The Tampa Bay Buccaneers May Not Have Many Options at Quarterback in the 2014 NFL Draft
By Leo Howell
Dec 5, 2013; Cincinnati, OH, USA; Louisville Cardinals quarterback Teddy Bridgewater (5) reacts to a touchdown during the fourth quarter against the Cincinnati Bearcats at Nippert Stadium. Mandatory Credit: Andrew Weber-USA TODAY Sports
The Tampa Bay Buccaneers may not have as many options at quarterback in the 2014 Draft as it once seemed.
The funny thing about year-round draft prognostication is that the players projected and analyzed throughout the year are often underclassmen who aren’t guaranteed to enter the NFL Draft. And while it’s usually obvious which underclassmen are cut out for a jump to the next level, they all hold the right to go back and compete at the college level for another year until they’re out of eligibility.
Marcus Mariota, seen by many as the second-best quarterback in the class, has already announced his intentions to stay in school. Today, news broke of two other top prospects at the position who might not enter the draft, either.
According to former scout John Middlekauf, Louisville’s Teddy Bridgewater is not 100% convinced that he should enter the upcoming draft.
So why on Earth would a top-rated quarterback prospect, compared to Aaron Rodgers by many, decide to forego the draft with so many QB-needy teams at the top of the board?
Apparently, there are some scouts in NFL front offices who don’t see Bridgewater as the same can’t-miss prospect many media scouts do.
If Bridgewater were to stay in school, Derek Carr would become the top-ranked quarterback on most boards, and since Carr is a senior, he’s locked in as a candidate for an early pick in the draft.

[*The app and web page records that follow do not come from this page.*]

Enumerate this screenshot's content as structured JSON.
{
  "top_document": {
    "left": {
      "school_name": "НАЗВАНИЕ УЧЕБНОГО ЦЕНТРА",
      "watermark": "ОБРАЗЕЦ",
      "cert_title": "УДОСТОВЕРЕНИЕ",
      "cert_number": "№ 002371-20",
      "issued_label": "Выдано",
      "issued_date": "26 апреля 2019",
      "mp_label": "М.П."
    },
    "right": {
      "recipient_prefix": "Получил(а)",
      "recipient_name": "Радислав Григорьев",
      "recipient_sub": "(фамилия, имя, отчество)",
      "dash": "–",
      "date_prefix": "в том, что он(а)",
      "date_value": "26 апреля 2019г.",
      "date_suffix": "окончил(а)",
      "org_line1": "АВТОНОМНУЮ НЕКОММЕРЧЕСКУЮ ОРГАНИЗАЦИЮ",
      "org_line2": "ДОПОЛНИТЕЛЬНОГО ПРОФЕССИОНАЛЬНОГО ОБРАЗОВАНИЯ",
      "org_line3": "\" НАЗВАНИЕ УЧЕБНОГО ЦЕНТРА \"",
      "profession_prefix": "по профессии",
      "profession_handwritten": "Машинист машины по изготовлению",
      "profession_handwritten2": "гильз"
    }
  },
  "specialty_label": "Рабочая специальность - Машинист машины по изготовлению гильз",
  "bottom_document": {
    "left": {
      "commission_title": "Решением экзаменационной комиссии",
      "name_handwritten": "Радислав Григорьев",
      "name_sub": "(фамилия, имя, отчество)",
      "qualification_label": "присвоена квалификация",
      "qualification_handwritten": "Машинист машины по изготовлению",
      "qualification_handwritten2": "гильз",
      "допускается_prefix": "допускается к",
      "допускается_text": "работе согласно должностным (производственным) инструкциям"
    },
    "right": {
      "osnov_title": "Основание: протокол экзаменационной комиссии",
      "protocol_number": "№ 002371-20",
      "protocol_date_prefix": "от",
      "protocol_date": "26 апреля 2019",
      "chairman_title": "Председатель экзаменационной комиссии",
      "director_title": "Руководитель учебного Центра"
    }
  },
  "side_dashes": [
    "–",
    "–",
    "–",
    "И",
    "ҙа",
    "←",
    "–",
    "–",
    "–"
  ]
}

But who would follow the Fresno State product? Many believe that Texas A&M’s Johnny Manziel is a candidate for a very high draft pick, but he’s not a lock to enter the draft, either.
According to Manziel himself, speaking to Dan Patrick on his radio show, the former Heisman Trophy winner would consider a return to College Station if he’s not given a first-round grade by the NFL’s Advisory Committee.
This would thin out the quarterback crop in a serious way, and leave the Buccaneers with very few options at the top of the draft if they choose to pursue a quarterback. Things can (and will) change between now and the draft, but a quarterback class that had many drooling just months ago is now a bit less impressive than many expected.